When we learn in school that history is driven by progress, it is the history of technological progress. As we all know, homo sapiens has evolved from our shared primate ancestors to become the most powerful species on the planet. Humans embarked on the Agricultural Revolution at around 10,000 BC to transform themselves from hunters and gatherers to farmers and city dwellers. In the course of that seismic shift, empires sprang up, and the bureaucratic elites at the time developed the written word to keep track of inventories and tax collections. The Bronze Age followed the Stone Age, and the wheel was invented. The Iron Age saw Romans perfecting the rule of law and military strategy, while their infrastructure such as roads, sewers, and aqueducts set new standards. After the Middle Ages the modern era has seen a cascade of scientific discoveries and technological inventions for the past 400 years, shaping the world we live in today. We’ve invented the steam engine and the aeroplane, we split atoms and sent a man to the moon, we’ve developed penicillin and can transplant hearts. And the 21st century has seen the arrival of the Internet and a whole array of ever more encompassing digital networks. Scientific discoveries enable inventions, thus creating, layer by layer, an ever greater accumulation of knowledge and a wider array for its technological applications. Our smart phones, after all, also become smarter and smarter each year.
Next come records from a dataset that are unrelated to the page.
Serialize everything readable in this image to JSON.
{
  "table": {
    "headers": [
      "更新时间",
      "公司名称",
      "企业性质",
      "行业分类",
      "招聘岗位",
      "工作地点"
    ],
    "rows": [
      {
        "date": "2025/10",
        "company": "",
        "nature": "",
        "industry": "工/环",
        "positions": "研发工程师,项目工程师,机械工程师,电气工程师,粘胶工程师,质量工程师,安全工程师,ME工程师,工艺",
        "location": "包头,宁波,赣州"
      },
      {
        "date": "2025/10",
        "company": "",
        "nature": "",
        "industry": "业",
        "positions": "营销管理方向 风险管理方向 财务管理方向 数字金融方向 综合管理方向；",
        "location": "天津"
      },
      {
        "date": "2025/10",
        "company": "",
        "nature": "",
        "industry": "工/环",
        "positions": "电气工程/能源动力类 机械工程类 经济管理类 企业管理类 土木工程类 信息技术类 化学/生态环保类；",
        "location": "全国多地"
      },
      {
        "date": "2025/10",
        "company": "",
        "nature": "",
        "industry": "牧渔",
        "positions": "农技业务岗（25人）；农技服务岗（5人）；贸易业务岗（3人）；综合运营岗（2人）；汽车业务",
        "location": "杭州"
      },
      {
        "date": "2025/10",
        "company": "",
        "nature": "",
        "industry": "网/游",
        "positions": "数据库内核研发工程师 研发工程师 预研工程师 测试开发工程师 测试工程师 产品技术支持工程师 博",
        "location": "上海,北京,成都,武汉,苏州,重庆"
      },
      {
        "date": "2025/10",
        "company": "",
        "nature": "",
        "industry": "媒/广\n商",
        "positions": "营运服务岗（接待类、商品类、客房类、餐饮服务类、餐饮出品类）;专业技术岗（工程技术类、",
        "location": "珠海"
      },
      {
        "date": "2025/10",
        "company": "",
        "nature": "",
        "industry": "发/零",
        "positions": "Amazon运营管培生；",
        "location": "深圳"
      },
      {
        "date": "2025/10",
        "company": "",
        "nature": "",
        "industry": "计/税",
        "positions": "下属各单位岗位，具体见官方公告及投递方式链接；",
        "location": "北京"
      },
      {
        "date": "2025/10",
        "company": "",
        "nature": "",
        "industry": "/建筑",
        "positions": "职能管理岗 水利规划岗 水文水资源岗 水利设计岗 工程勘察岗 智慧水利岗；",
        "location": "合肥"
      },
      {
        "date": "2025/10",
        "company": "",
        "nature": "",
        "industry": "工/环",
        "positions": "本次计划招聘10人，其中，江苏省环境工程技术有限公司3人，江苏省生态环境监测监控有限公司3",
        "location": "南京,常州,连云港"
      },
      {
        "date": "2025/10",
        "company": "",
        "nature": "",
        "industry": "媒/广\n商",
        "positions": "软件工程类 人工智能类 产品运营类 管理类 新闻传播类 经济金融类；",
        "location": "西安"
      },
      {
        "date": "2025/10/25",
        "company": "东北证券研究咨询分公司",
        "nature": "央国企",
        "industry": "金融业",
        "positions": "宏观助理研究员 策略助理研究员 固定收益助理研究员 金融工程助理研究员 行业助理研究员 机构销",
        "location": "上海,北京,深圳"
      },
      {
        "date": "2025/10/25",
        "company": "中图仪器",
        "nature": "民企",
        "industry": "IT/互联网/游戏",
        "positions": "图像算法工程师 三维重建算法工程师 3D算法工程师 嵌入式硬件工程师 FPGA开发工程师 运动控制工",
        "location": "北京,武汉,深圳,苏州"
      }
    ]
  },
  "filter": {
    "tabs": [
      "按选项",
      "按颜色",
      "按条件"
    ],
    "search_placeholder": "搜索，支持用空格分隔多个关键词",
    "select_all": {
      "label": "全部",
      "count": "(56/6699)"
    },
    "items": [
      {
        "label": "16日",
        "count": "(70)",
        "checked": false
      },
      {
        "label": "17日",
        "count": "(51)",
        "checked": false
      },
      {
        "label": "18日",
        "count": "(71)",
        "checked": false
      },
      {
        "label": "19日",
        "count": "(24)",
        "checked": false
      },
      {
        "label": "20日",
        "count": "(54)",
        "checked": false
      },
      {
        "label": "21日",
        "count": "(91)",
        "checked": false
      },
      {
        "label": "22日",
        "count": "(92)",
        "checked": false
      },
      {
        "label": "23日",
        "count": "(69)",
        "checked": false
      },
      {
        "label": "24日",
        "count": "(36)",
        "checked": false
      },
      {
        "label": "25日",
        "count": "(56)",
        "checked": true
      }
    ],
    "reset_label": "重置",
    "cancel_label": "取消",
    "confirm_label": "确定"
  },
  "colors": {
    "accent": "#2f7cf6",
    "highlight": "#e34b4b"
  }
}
This is, in a nutshell, the story of technological progress that we’ve absorbed in school and that a majority of us would instinctively agree with. Yet even though that history of technological progress may be largely accurate, we should pause for a moment and also acknowledge what has been lost. Because every innovation, every invention eclipses a trait or a skill that appears no longer necessary.
Sure, many of us know how to type with ten fingers on our computers these days — yet the handwriting of somebody a hundred years ago was surely more elaborate and beautiful. We’re very good at rapidly responding to e-mails — yet the quality of our prose and our spelling has been impoverished. We send out hundreds of text messages a day — yet have long lost the skill of dinner conversations. We can look up any fact and detail on the Internet within the blink of an eye — yet don’t bother to remember anything because that knowledge is so easily retrievable. We probably know more about sex than any generation before us — yet have forgotten the art of writing love letters. We have access to a near limitless supply of cheap Chinese consumer products — yet we’ve lost our appreciation for durable and well-designed quality items that last. Modern cars with all their electronic helpers make driving more effortless — yet who still knows how to drive stick or check the engine oil?
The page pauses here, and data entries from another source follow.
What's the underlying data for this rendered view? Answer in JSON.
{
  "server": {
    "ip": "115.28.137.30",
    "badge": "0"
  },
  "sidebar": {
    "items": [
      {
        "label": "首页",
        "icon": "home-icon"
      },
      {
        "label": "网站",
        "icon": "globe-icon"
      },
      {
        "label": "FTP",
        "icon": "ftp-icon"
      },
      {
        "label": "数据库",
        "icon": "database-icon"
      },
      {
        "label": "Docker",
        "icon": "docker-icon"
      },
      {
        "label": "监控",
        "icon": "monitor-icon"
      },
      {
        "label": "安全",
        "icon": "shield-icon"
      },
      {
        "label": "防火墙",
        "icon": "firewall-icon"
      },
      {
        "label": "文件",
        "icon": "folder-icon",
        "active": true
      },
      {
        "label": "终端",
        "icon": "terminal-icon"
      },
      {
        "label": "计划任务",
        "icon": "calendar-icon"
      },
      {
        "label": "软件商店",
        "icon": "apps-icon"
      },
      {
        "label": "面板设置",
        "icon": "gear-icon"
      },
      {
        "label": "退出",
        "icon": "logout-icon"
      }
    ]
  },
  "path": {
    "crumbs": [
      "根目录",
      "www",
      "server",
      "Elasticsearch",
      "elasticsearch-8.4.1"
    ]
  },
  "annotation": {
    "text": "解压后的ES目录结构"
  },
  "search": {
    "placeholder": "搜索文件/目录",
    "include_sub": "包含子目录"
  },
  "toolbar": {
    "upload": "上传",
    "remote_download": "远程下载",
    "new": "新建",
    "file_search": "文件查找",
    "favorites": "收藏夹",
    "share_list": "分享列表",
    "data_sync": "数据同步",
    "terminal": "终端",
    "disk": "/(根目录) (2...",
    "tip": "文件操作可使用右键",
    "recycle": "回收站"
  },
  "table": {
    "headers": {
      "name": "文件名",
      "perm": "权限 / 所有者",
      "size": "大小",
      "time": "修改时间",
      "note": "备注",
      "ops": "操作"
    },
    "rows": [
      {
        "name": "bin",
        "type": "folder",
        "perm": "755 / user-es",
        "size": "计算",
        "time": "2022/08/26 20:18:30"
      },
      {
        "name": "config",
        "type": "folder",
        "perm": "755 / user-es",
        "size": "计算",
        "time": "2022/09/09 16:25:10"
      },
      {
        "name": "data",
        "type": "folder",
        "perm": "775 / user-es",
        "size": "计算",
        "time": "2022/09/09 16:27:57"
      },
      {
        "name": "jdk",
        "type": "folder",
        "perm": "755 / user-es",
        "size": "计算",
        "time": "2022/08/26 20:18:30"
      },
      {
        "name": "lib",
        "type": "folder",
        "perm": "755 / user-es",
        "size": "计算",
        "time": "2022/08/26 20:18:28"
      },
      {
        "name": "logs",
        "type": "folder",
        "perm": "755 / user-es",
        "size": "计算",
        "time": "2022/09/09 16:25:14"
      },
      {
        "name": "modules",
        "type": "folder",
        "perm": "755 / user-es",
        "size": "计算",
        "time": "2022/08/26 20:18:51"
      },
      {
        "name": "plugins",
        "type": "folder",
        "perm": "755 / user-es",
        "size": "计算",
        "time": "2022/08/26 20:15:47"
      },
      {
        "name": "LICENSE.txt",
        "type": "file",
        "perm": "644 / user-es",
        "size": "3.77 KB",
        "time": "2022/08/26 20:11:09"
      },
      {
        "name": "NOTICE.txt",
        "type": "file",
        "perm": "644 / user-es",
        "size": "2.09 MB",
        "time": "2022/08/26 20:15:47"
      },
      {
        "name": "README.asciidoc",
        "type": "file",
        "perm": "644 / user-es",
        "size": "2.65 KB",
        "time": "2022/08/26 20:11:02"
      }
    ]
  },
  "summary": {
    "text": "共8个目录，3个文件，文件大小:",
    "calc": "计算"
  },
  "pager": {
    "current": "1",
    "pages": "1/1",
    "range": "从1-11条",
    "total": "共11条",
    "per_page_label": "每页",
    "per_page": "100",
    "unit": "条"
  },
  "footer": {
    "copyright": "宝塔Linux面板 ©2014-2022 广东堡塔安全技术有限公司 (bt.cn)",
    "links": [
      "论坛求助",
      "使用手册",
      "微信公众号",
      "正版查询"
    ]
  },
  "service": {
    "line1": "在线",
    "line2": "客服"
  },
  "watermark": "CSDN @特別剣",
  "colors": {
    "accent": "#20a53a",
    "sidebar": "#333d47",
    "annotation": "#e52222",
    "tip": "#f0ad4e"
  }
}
So if you start to look at technological inventions not only through the lense of “bigger, better, faster,” but in terms of what kind of effects these innovations have had on our minds, habits, and skill sets, the case for everlasting progress cannot be made so easily. We should question what consequences specific technological advances have on our health and well-being, as well as on the cohesion and functioning of our societies. Because that is how real progress should be defined. And in that context it is important to note that — down to the atomic bomb — every invention that proved technically feasible was eventually realized. Not once did humanity take a step back and thought about the possible effects of developing a new innovation once it was technically and financially realizable. Which of course opens the question whether we humans are actually the driving force of progress, or if it may not be the other way round: that technology drives us on a relentless path of progress until we reach a spiritual awakening and a collective state of maturity that would allow us to occasionally say: No, we don’t want that. This will not serve our needs as society. This will be potentially harmful to humanity.